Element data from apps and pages

········

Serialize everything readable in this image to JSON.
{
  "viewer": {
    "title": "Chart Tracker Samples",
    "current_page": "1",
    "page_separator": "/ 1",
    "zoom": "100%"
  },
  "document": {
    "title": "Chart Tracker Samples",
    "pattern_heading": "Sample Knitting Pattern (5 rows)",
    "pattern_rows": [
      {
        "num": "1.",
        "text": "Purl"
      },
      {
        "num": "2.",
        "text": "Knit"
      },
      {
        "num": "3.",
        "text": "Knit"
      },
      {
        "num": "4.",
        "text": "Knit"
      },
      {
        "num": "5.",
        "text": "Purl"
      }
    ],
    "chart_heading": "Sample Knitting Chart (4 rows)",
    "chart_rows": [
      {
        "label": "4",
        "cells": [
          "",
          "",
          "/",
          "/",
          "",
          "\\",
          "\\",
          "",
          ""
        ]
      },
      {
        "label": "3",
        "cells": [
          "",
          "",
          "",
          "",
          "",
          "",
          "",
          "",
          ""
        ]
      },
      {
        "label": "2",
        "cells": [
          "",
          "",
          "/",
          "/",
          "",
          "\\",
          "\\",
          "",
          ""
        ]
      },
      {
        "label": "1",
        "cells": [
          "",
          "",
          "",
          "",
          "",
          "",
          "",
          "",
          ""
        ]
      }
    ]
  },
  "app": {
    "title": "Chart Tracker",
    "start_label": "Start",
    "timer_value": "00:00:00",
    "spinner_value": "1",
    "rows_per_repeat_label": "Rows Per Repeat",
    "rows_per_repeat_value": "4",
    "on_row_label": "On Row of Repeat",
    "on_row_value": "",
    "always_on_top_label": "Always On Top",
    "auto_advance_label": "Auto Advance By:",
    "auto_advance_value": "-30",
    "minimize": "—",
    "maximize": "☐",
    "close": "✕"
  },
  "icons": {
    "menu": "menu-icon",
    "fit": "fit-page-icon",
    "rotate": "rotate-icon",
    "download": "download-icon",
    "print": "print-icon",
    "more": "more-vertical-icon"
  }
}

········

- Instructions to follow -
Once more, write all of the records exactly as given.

- Answer space -
Serialize everything readable in this image to JSON.
{
  "viewer": {
    "title": "Chart Tracker Samples",
    "current_page": "1",
    "page_separator": "/ 1",
    "zoom": "100%"
  },
  "document": {
    "title": "Chart Tracker Samples",
    "pattern_heading": "Sample Knitting Pattern (5 rows)",
    "pattern_rows": [
      {
        "num": "1.",
        "text": "Purl"
      },
      {
        "num": "2.",
        "text": "Knit"
      },
      {
        "num": "3.",
        "text": "Knit"
      },
      {
        "num": "4.",
        "text": "Knit"
      },
      {
        "num": "5.",
        "text": "Purl"
      }
    ],
    "chart_heading": "Sample Knitting Chart (4 rows)",
    "chart_rows": [
      {
        "label": "4",
        "cells": [
          "",
          "",
          "/",
          "/",
          "",
          "\\",
          "\\",
          "",
          ""
        ]
      },
      {
        "label": "3",
        "cells": [
          "",
          "",
          "",
          "",
          "",
          "",
          "",
          "",
          ""
        ]
      },
      {
        "label": "2",
        "cells": [
          "",
          "",
          "/",
          "/",
          "",
          "\\",
          "\\",
          "",
          ""
        ]
      },
      {
        "label": "1",
        "cells": [
          "",
          "",
          "",
          "",
          "",
          "",
          "",
          "",
          ""
        ]
      }
    ]
  },
  "app": {
    "title": "Chart Tracker",
    "start_label": "Start",
    "timer_value": "00:00:00",
    "spinner_value": "1",
    "rows_per_repeat_label": "Rows Per Repeat",
    "rows_per_repeat_value": "4",
    "on_row_label": "On Row of Repeat",
    "on_row_value": "",
    "always_on_top_label": "Always On Top",
    "auto_advance_label": "Auto Advance By:",
    "auto_advance_value": "-30",
    "minimize": "—",
    "maximize": "☐",
    "close": "✕"
  },
  "icons": {
    "menu": "menu-icon",
    "fit": "fit-page-icon",
    "rotate": "rotate-icon",
    "download": "download-icon",
    "print": "print-icon",
    "more": "more-vertical-icon"
  }
}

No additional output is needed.